Pot distillation means that more of the flavorful congeners will remain in the spirit. Still, it also makes for a lower yield than column distillation, which allows you to produce more significant quantities of high-quality spirits with less effort and energy required.
For alcohol content matters, Scotch whisky is required to be distilled at a maximum ABV of 94.8%, while bourbon can only go up to 80%. In addition, both have the possibility of being bottled higher than their respective maximums.
One difference between them lies in aging requirements—Scotch whisky must age three years or more, whereas bourbon has no such need. Scotch has a wide range of tastes and flavors, including flowers, fruitcake, heather honey, seaweed brine, walnuts, toffee, dried fruits, and malt.

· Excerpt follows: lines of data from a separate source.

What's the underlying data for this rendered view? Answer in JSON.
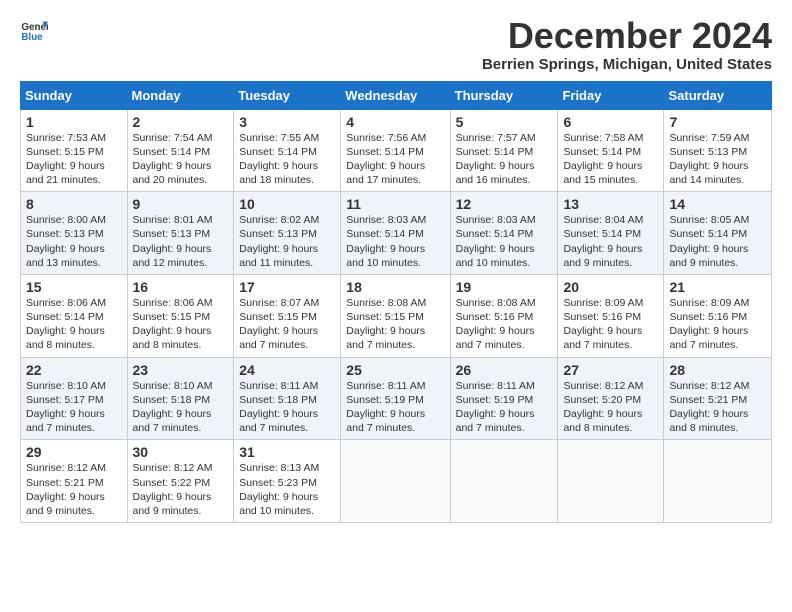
{
  "logo": {
    "line1": "General",
    "line2": "Blue"
  },
  "title": "December 2024",
  "subtitle": "Berrien Springs, Michigan, United States",
  "headers": [
    "Sunday",
    "Monday",
    "Tuesday",
    "Wednesday",
    "Thursday",
    "Friday",
    "Saturday"
  ],
  "weeks": [
    [
      {
        "day": "1",
        "sunrise": "7:53 AM",
        "sunset": "5:15 PM",
        "daylight": "9 hours and 21 minutes."
      },
      {
        "day": "2",
        "sunrise": "7:54 AM",
        "sunset": "5:14 PM",
        "daylight": "9 hours and 20 minutes."
      },
      {
        "day": "3",
        "sunrise": "7:55 AM",
        "sunset": "5:14 PM",
        "daylight": "9 hours and 18 minutes."
      },
      {
        "day": "4",
        "sunrise": "7:56 AM",
        "sunset": "5:14 PM",
        "daylight": "9 hours and 17 minutes."
      },
      {
        "day": "5",
        "sunrise": "7:57 AM",
        "sunset": "5:14 PM",
        "daylight": "9 hours and 16 minutes."
      },
      {
        "day": "6",
        "sunrise": "7:58 AM",
        "sunset": "5:14 PM",
        "daylight": "9 hours and 15 minutes."
      },
      {
        "day": "7",
        "sunrise": "7:59 AM",
        "sunset": "5:13 PM",
        "daylight": "9 hours and 14 minutes."
      }
    ],
    [
      {
        "day": "8",
        "sunrise": "8:00 AM",
        "sunset": "5:13 PM",
        "daylight": "9 hours and 13 minutes."
      },
      {
        "day": "9",
        "sunrise": "8:01 AM",
        "sunset": "5:13 PM",
        "daylight": "9 hours and 12 minutes."
      },
      {
        "day": "10",
        "sunrise": "8:02 AM",
        "sunset": "5:13 PM",
        "daylight": "9 hours and 11 minutes."
      },
      {
        "day": "11",
        "sunrise": "8:03 AM",
        "sunset": "5:14 PM",
        "daylight": "9 hours and 10 minutes."
      },
      {
        "day": "12",
        "sunrise": "8:03 AM",
        "sunset": "5:14 PM",
        "daylight": "9 hours and 10 minutes."
      },
      {
        "day": "13",
        "sunrise": "8:04 AM",
        "sunset": "5:14 PM",
        "daylight": "9 hours and 9 minutes."
      },
      {
        "day": "14",
        "sunrise": "8:05 AM",
        "sunset": "5:14 PM",
        "daylight": "9 hours and 9 minutes."
      }
    ],
    [
      {
        "day": "15",
        "sunrise": "8:06 AM",
        "sunset": "5:14 PM",
        "daylight": "9 hours and 8 minutes."
      },
      {
        "day": "16",
        "sunrise": "8:06 AM",
        "sunset": "5:15 PM",
        "daylight": "9 hours and 8 minutes."
      },
      {
        "day": "17",
        "sunrise": "8:07 AM",
        "sunset": "5:15 PM",
        "daylight": "9 hours and 7 minutes."
      },
      {
        "day": "18",
        "sunrise": "8:08 AM",
        "sunset": "5:15 PM",
        "daylight": "9 hours and 7 minutes."
      },
      {
        "day": "19",
        "sunrise": "8:08 AM",
        "sunset": "5:16 PM",
        "daylight": "9 hours and 7 minutes."
      },
      {
        "day": "20",
        "sunrise": "8:09 AM",
        "sunset": "5:16 PM",
        "daylight": "9 hours and 7 minutes."
      },
      {
        "day": "21",
        "sunrise": "8:09 AM",
        "sunset": "5:16 PM",
        "daylight": "9 hours and 7 minutes."
      }
    ],
    [
      {
        "day": "22",
        "sunrise": "8:10 AM",
        "sunset": "5:17 PM",
        "daylight": "9 hours and 7 minutes."
      },
      {
        "day": "23",
        "sunrise": "8:10 AM",
        "sunset": "5:18 PM",
        "daylight": "9 hours and 7 minutes."
      },
      {
        "day": "24",
        "sunrise": "8:11 AM",
        "sunset": "5:18 PM",
        "daylight": "9 hours and 7 minutes."
      },
      {
        "day": "25",
        "sunrise": "8:11 AM",
        "sunset": "5:19 PM",
        "daylight": "9 hours and 7 minutes."
      },
      {
        "day": "26",
        "sunrise": "8:11 AM",
        "sunset": "5:19 PM",
        "daylight": "9 hours and 7 minutes."
      },
      {
        "day": "27",
        "sunrise": "8:12 AM",
        "sunset": "5:20 PM",
        "daylight": "9 hours and 8 minutes."
      },
      {
        "day": "28",
        "sunrise": "8:12 AM",
        "sunset": "5:21 PM",
        "daylight": "9 hours and 8 minutes."
      }
    ],
    [
      {
        "day": "29",
        "sunrise": "8:12 AM",
        "sunset": "5:21 PM",
        "daylight": "9 hours and 9 minutes."
      },
      {
        "day": "30",
        "sunrise": "8:12 AM",
        "sunset": "5:22 PM",
        "daylight": "9 hours and 9 minutes."
      },
      {
        "day": "31",
        "sunrise": "8:13 AM",
        "sunset": "5:23 PM",
        "daylight": "9 hours and 10 minutes."
      },
      null,
      null,
      null,
      null
    ]
  ],
  "labels": {
    "sunrise": "Sunrise:",
    "sunset": "Sunset:",
    "daylight": "Daylight:"
  }
}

Canadian whisky is defined as a type of spirit made from a cereal grain that's mashed and distilled, and it requires at least three years to age in Canada.

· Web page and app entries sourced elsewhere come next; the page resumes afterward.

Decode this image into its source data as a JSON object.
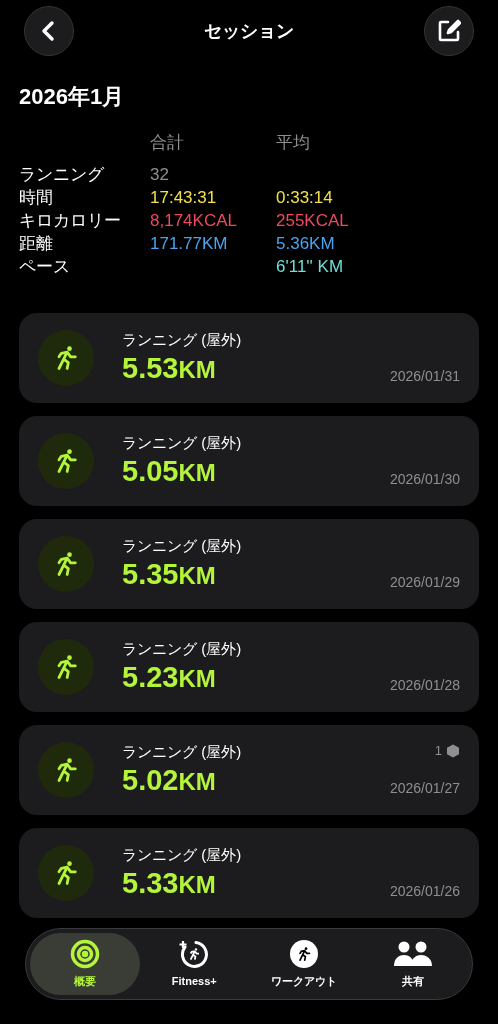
{
  "header": {
    "title": "セッション"
  },
  "month": "2026年1月",
  "summary": {
    "columns": [
      "合計",
      "平均"
    ],
    "rows": [
      {
        "label": "ランニング",
        "total": "32",
        "average": null,
        "color": "#8e8e93"
      },
      {
        "label": "時間",
        "total": "17:43:31",
        "average": "0:33:14",
        "color": "#f2e24b"
      },
      {
        "label": "キロカロリー",
        "total": "8,174KCAL",
        "average": "255KCAL",
        "color": "#eb4a5f"
      },
      {
        "label": "距離",
        "total": "171.77KM",
        "average": "5.36KM",
        "color": "#4aa3f0"
      },
      {
        "label": "ペース",
        "total": null,
        "average": "6'11'' KM",
        "color": "#6ee0d8"
      }
    ]
  },
  "sessions": [
    {
      "title": "ランニング (屋外)",
      "distance": "5.53",
      "unit": "KM",
      "date": "2026/01/31"
    },
    {
      "title": "ランニング (屋外)",
      "distance": "5.05",
      "unit": "KM",
      "date": "2026/01/30"
    },
    {
      "title": "ランニング (屋外)",
      "distance": "5.35",
      "unit": "KM",
      "date": "2026/01/29"
    },
    {
      "title": "ランニング (屋外)",
      "distance": "5.23",
      "unit": "KM",
      "date": "2026/01/28"
    },
    {
      "title": "ランニング (屋外)",
      "distance": "5.02",
      "unit": "KM",
      "date": "2026/01/27",
      "badge": "1"
    },
    {
      "title": "ランニング (屋外)",
      "distance": "5.33",
      "unit": "KM",
      "date": "2026/01/26"
    }
  ],
  "tab_bar": [
    {
      "kind": "summary",
      "label": "概要",
      "selected": true
    },
    {
      "kind": "fitness",
      "label": "Fitness+",
      "selected": false
    },
    {
      "kind": "workout",
      "label": "ワークアウト",
      "selected": false
    },
    {
      "kind": "sharing",
      "label": "共有",
      "selected": false
    }
  ]
}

The final step in creating a Canadian whisky is to make sure it has 40% alcohol by volume. This gives the blenders of Canadian whisky a lot more flexibility when trying out new ideas without having too many restrictions holding them back. If the drink follows these guidelines and retains its established character, flavors, and aromas, then you're ready for your first taste!
The history of whiskey in Canada is an interesting one. Before rye was introduced to the wheat mash, Canadians were known for their production of wheat whiskey.

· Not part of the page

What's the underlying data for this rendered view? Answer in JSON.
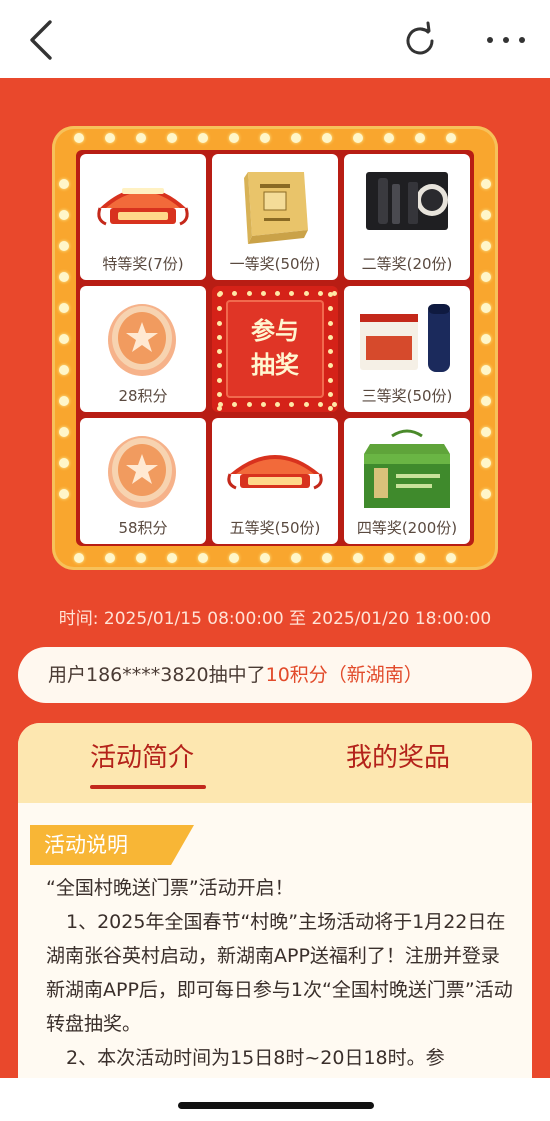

When German and Dutch immigrants arrived, they wanted something more flavorful. Hence, they started adding small amounts of rye grain into the mix, making this new style extremely popular. Thus, leading people to ask for it as "rye" instead of Canadian whisky.
Japanese whisky takes after the Scotch tradition, which includes double distilling of malted or peated barley before it's aged in wood barrels. They are generally drier, smokier, and peatier than American bourbons or ryes, which tend to be sweeter. It comes as a single malt or blended variety.
This whisky has much in common with the Scotch tradition, so it follows by leaving out the "e." Japanese whisky is getting progressively popular in the Western world. The first Yamazaki distillery was built near Kyoto around the 1920s, and Japanese whiskies have been sold primarily within Japan throughout most of the 20th century.
Japanese whisky is now being exported to Europe and North America for sale globally due to its increasing popularity.
There are a few ways to enjoy your whiskey, but one of the simplest is to drink it neat by cleansing your palate with some cool water between sips.
Some people add a few drops of water, which opens up flavors as liquids mix together. With patience, you can try experimenting with whiskey and water. It is the key to finding what works best for you when drinking whiskey straight from the whiskey glass.
Flavored whiskeys have been added with flavorings to add sparkle to their original taste. Some common flavorings used are honey, apple, and cinnamon. They're primarily made in North America, but a few European versions exist as well.
Peat is a natural mossy accumulation that has been compacted over time from decaying plant material. Peatiness in flavor can vary depending on where and how peat was harvested, but all types provide an unforgettable smoky taste!
Peated whisky has a smoky flavor because it's made using peat, which creates the smoke that coats and flavors the barley malt used to make whiskey. The strength of this taste depends on how long or intensely you roast the malted barley in the peat and what kind of soil was used to produce those ashes for roasting.
There are more types of whiskey than you think. The differences in flavor profiles and textures can be attributed to different production processes and the location where they're made.
They also vary depending on the grain used during distillation and aging periods for the final product. If you learn more about them, you can understand and appreciate them more too.
If you already know about them, then what are your favorite types of whiskey? Let us know in the comments!